* [WORK TO COMPLETE]
Repeat the records. Leave nothing out.

------ INPUT FOR THIS TASK

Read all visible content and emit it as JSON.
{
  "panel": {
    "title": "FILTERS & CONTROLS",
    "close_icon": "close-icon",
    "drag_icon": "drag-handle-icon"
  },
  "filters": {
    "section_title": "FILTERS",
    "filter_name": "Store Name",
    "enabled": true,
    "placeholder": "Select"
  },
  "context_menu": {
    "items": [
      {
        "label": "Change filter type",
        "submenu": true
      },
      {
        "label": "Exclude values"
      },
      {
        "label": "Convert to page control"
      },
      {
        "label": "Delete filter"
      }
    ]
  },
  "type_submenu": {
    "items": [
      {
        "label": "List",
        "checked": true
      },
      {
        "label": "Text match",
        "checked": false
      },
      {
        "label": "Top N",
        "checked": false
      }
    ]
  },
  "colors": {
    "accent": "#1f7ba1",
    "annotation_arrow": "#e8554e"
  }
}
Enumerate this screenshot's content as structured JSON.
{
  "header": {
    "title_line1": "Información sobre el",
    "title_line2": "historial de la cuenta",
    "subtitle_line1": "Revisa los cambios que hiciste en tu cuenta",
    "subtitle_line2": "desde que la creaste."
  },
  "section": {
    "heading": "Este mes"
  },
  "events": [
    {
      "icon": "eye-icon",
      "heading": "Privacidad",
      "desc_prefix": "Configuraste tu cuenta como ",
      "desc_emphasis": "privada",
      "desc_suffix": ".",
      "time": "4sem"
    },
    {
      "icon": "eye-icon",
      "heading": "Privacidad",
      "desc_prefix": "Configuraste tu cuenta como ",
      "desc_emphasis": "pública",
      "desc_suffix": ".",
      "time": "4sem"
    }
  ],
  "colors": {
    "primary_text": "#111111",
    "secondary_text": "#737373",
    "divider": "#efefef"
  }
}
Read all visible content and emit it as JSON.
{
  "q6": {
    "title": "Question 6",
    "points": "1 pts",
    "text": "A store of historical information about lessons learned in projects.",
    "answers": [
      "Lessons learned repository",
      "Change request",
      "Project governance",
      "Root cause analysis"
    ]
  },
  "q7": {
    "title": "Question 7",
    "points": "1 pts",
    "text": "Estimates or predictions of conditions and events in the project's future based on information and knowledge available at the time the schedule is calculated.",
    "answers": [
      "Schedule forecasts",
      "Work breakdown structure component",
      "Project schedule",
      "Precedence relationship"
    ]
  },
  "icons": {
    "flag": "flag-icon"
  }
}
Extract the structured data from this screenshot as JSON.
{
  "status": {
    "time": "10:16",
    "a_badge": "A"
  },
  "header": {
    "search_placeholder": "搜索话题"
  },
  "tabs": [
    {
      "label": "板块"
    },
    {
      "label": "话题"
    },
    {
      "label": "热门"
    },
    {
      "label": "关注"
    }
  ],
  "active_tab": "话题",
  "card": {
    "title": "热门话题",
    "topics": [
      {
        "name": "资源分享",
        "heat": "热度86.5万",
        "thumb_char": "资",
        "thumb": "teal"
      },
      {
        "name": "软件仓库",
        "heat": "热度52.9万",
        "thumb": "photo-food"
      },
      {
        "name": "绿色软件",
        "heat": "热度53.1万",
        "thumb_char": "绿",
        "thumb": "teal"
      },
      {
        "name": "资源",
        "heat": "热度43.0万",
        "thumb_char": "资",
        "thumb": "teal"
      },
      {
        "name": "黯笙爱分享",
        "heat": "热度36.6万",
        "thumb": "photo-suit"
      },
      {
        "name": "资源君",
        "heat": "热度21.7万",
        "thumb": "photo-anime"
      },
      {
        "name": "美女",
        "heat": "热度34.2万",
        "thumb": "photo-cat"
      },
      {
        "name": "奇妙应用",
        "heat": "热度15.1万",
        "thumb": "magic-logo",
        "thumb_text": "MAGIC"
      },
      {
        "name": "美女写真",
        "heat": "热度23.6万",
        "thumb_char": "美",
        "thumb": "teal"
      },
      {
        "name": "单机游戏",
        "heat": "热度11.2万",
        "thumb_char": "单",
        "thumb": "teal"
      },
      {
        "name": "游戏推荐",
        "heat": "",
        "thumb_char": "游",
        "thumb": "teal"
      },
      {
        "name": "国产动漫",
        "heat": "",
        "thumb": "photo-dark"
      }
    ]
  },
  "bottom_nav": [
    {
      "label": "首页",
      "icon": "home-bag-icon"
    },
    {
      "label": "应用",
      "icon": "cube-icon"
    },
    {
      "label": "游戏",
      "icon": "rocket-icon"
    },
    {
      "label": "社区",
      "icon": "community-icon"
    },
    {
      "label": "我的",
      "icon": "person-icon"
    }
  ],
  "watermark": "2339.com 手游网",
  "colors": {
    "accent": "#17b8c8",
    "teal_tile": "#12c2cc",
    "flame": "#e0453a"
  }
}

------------

* [RESPONSE TO THIS EXERCISE]
Read all visible content and emit it as JSON.
{
  "panel": {
    "title": "FILTERS & CONTROLS",
    "close_icon": "close-icon",
    "drag_icon": "drag-handle-icon"
  },
  "filters": {
    "section_title": "FILTERS",
    "filter_name": "Store Name",
    "enabled": true,
    "placeholder": "Select"
  },
  "context_menu": {
    "items": [
      {
        "label": "Change filter type",
        "submenu": true
      },
      {
        "label": "Exclude values"
      },
      {
        "label": "Convert to page control"
      },
      {
        "label": "Delete filter"
      }
    ]
  },
  "type_submenu": {
    "items": [
      {
        "label": "List",
        "checked": true
      },
      {
        "label": "Text match",
        "checked": false
      },
      {
        "label": "Top N",
        "checked": false
      }
    ]
  },
  "colors": {
    "accent": "#1f7ba1",
    "annotation_arrow": "#e8554e"
  }
}
Enumerate this screenshot's content as structured JSON.
{
  "header": {
    "title_line1": "Información sobre el",
    "title_line2": "historial de la cuenta",
    "subtitle_line1": "Revisa los cambios que hiciste en tu cuenta",
    "subtitle_line2": "desde que la creaste."
  },
  "section": {
    "heading": "Este mes"
  },
  "events": [
    {
      "icon": "eye-icon",
      "heading": "Privacidad",
      "desc_prefix": "Configuraste tu cuenta como ",
      "desc_emphasis": "privada",
      "desc_suffix": ".",
      "time": "4sem"
    },
    {
      "icon": "eye-icon",
      "heading": "Privacidad",
      "desc_prefix": "Configuraste tu cuenta como ",
      "desc_emphasis": "pública",
      "desc_suffix": ".",
      "time": "4sem"
    }
  ],
  "colors": {
    "primary_text": "#111111",
    "secondary_text": "#737373",
    "divider": "#efefef"
  }
}
Read all visible content and emit it as JSON.
{
  "q6": {
    "title": "Question 6",
    "points": "1 pts",
    "text": "A store of historical information about lessons learned in projects.",
    "answers": [
      "Lessons learned repository",
      "Change request",
      "Project governance",
      "Root cause analysis"
    ]
  },
  "q7": {
    "title": "Question 7",
    "points": "1 pts",
    "text": "Estimates or predictions of conditions and events in the project's future based on information and knowledge available at the time the schedule is calculated.",
    "answers": [
      "Schedule forecasts",
      "Work breakdown structure component",
      "Project schedule",
      "Precedence relationship"
    ]
  },
  "icons": {
    "flag": "flag-icon"
  }
}
Extract the structured data from this screenshot as JSON.
{
  "status": {
    "time": "10:16",
    "a_badge": "A"
  },
  "header": {
    "search_placeholder": "搜索话题"
  },
  "tabs": [
    {
      "label": "板块"
    },
    {
      "label": "话题"
    },
    {
      "label": "热门"
    },
    {
      "label": "关注"
    }
  ],
  "active_tab": "话题",
  "card": {
    "title": "热门话题",
    "topics": [
      {
        "name": "资源分享",
        "heat": "热度86.5万",
        "thumb_char": "资",
        "thumb": "teal"
      },
      {
        "name": "软件仓库",
        "heat": "热度52.9万",
        "thumb": "photo-food"
      },
      {
        "name": "绿色软件",
        "heat": "热度53.1万",
        "thumb_char": "绿",
        "thumb": "teal"
      },
      {
        "name": "资源",
        "heat": "热度43.0万",
        "thumb_char": "资",
        "thumb": "teal"
      },
      {
        "name": "黯笙爱分享",
        "heat": "热度36.6万",
        "thumb": "photo-suit"
      },
      {
        "name": "资源君",
        "heat": "热度21.7万",
        "thumb": "photo-anime"
      },
      {
        "name": "美女",
        "heat": "热度34.2万",
        "thumb": "photo-cat"
      },
      {
        "name": "奇妙应用",
        "heat": "热度15.1万",
        "thumb": "magic-logo",
        "thumb_text": "MAGIC"
      },
      {
        "name": "美女写真",
        "heat": "热度23.6万",
        "thumb_char": "美",
        "thumb": "teal"
      },
      {
        "name": "单机游戏",
        "heat": "热度11.2万",
        "thumb_char": "单",
        "thumb": "teal"
      },
      {
        "name": "游戏推荐",
        "heat": "",
        "thumb_char": "游",
        "thumb": "teal"
      },
      {
        "name": "国产动漫",
        "heat": "",
        "thumb": "photo-dark"
      }
    ]
  },
  "bottom_nav": [
    {
      "label": "首页",
      "icon": "home-bag-icon"
    },
    {
      "label": "应用",
      "icon": "cube-icon"
    },
    {
      "label": "游戏",
      "icon": "rocket-icon"
    },
    {
      "label": "社区",
      "icon": "community-icon"
    },
    {
      "label": "我的",
      "icon": "person-icon"
    }
  ],
  "watermark": "2339.com 手游网",
  "colors": {
    "accent": "#17b8c8",
    "teal_tile": "#12c2cc",
    "flame": "#e0453a"
  }
}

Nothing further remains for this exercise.